The alternative to Duterte’s policy, trying to implement the arbitration decision, would likely result in no access to the Philippines’ own resources and crippling economic, political and perhaps even military retribution by China. This is still a possibility if the Philippines confronts China on this issue.
Apparently Philippine Americanophiles in the military think that the US will risk war with China to defend Philippine territorial and maritime claims in the South China Sea. But Marcos has scotched this idea: “The problem is between China and us. If the Americans come in, it’s bound to fail, because you are putting the two protagonists together.”
Part of the reason may be that it is a tenuous hope to expect that the heavily beleaguered US government and its body politic will support expending American blood and treasure to defend Philippine claims to remote rocks and resources. It did not do so regarding the China-Philippines standoff at Scarborough Shoal and it is unlikely to do so in similar situations, despite what it says.
Indeed, there is sufficient wiggle room in the US-Philippines Mutual Defense Treaty to avoid a direct military response.
Regarding Marcos’ likely China policy, Joshua Kurlantzick of the US Council on Foreign Relations belatedly but courageously accepted reality. He admitted that many analysts (including himself) got it wrong and concluded that Marcos appears ready “to prioritize Philippines-China ties even above those with the US.”
However, one problem left over from the China-bashing campaign that Marcos will have to deal with is the anti-China popular sentiment that it has whipped up. Marcos will likely follow Duterte’s policy of diplomatic protests of China’s more egregious transgressions and deployment of Philippine Coast Guard and Navy vessels to demonstrate non-acquiescence while trying to negotiate a temporary agreement.
The point is that biased analysis is not a good basis for policy. Some China critics tried to push the Philippines into confrontation with Beijing and drag the US kinetically into it. Supposedly objective analysts and former officials with an ax to grind let their political predilections affect their judgment and made a difficult situation even worse.

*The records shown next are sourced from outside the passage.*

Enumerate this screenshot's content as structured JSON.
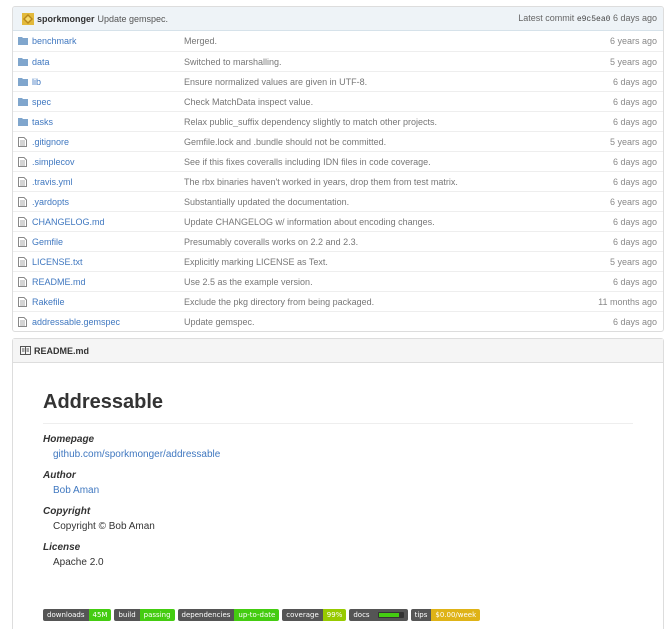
{
  "commit": {
    "author": "sporkmonger",
    "message": "Update gemspec.",
    "latest_label": "Latest commit",
    "sha": "e9c5ea0",
    "age": "6 days ago"
  },
  "files": [
    {
      "type": "folder",
      "name": "benchmark",
      "message": "Merged.",
      "age": "6 years ago"
    },
    {
      "type": "folder",
      "name": "data",
      "message": "Switched to marshalling.",
      "age": "5 years ago"
    },
    {
      "type": "folder",
      "name": "lib",
      "message": "Ensure normalized values are given in UTF-8.",
      "age": "6 days ago"
    },
    {
      "type": "folder",
      "name": "spec",
      "message": "Check MatchData inspect value.",
      "age": "6 days ago"
    },
    {
      "type": "folder",
      "name": "tasks",
      "message": "Relax public_suffix dependency slightly to match other projects.",
      "age": "6 days ago"
    },
    {
      "type": "file",
      "name": ".gitignore",
      "message": "Gemfile.lock and .bundle should not be committed.",
      "age": "5 years ago"
    },
    {
      "type": "file",
      "name": ".simplecov",
      "message": "See if this fixes coveralls including IDN files in code coverage.",
      "age": "6 days ago"
    },
    {
      "type": "file",
      "name": ".travis.yml",
      "message": "The rbx binaries haven't worked in years, drop them from test matrix.",
      "age": "6 days ago"
    },
    {
      "type": "file",
      "name": ".yardopts",
      "message": "Substantially updated the documentation.",
      "age": "6 years ago"
    },
    {
      "type": "file",
      "name": "CHANGELOG.md",
      "message": "Update CHANGELOG w/ information about encoding changes.",
      "age": "6 days ago"
    },
    {
      "type": "file",
      "name": "Gemfile",
      "message": "Presumably coveralls works on 2.2 and 2.3.",
      "age": "6 days ago"
    },
    {
      "type": "file",
      "name": "LICENSE.txt",
      "message": "Explicitly marking LICENSE as Text.",
      "age": "5 years ago"
    },
    {
      "type": "file",
      "name": "README.md",
      "message": "Use 2.5 as the example version.",
      "age": "6 days ago"
    },
    {
      "type": "file",
      "name": "Rakefile",
      "message": "Exclude the pkg directory from being packaged.",
      "age": "11 months ago"
    },
    {
      "type": "file",
      "name": "addressable.gemspec",
      "message": "Update gemspec.",
      "age": "6 days ago"
    }
  ],
  "readme": {
    "header": "README.md",
    "title": "Addressable",
    "fields": [
      {
        "term": "Homepage",
        "value": "github.com/sporkmonger/addressable",
        "link": true
      },
      {
        "term": "Author",
        "value": "Bob Aman",
        "link": true
      },
      {
        "term": "Copyright",
        "value": "Copyright © Bob Aman",
        "link": false
      },
      {
        "term": "License",
        "value": "Apache 2.0",
        "link": false
      }
    ]
  },
  "badges": [
    {
      "label": "downloads",
      "value": "45M",
      "color": "#4c1"
    },
    {
      "label": "build",
      "value": "passing",
      "color": "#4c1"
    },
    {
      "label": "dependencies",
      "value": "up-to-date",
      "color": "#4c1"
    },
    {
      "label": "coverage",
      "value": "99%",
      "color": "#97ca00"
    },
    {
      "label": "docs",
      "value": "",
      "color": "#555",
      "meter": 0.85
    },
    {
      "label": "tips",
      "value": "$0.00/week",
      "color": "#dfb317"
    }
  ],
  "colors": {
    "link": "#4078c0",
    "commit_bar": "#eef3f7"
  }
}
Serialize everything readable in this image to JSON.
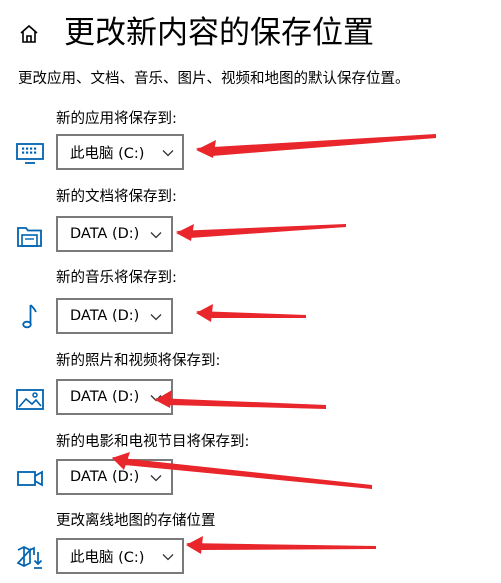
{
  "header": {
    "title": "更改新内容的保存位置",
    "description": "更改应用、文档、音乐、图片、视频和地图的默认保存位置。",
    "home_icon": "home-icon"
  },
  "locations": [
    {
      "id": "apps",
      "label": "新的应用将保存到:",
      "value": "此电脑 (C:)",
      "icon": "monitor-icon"
    },
    {
      "id": "docs",
      "label": "新的文档将保存到:",
      "value": "DATA (D:)",
      "icon": "folder-icon"
    },
    {
      "id": "music",
      "label": "新的音乐将保存到:",
      "value": "DATA (D:)",
      "icon": "music-note-icon"
    },
    {
      "id": "photos",
      "label": "新的照片和视频将保存到:",
      "value": "DATA (D:)",
      "icon": "picture-icon"
    },
    {
      "id": "movies",
      "label": "新的电影和电视节目将保存到:",
      "value": "DATA (D:)",
      "icon": "video-camera-icon"
    },
    {
      "id": "maps",
      "label": "更改离线地图的存储位置",
      "value": "此电脑 (C:)",
      "icon": "map-download-icon"
    }
  ],
  "colors": {
    "accent": "#0063b1",
    "annotation_arrow": "#e8262b",
    "select_border": "#7a7a7a"
  }
}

This should be a lesson deeply and widely learned by analysts looking at similar fraught situations.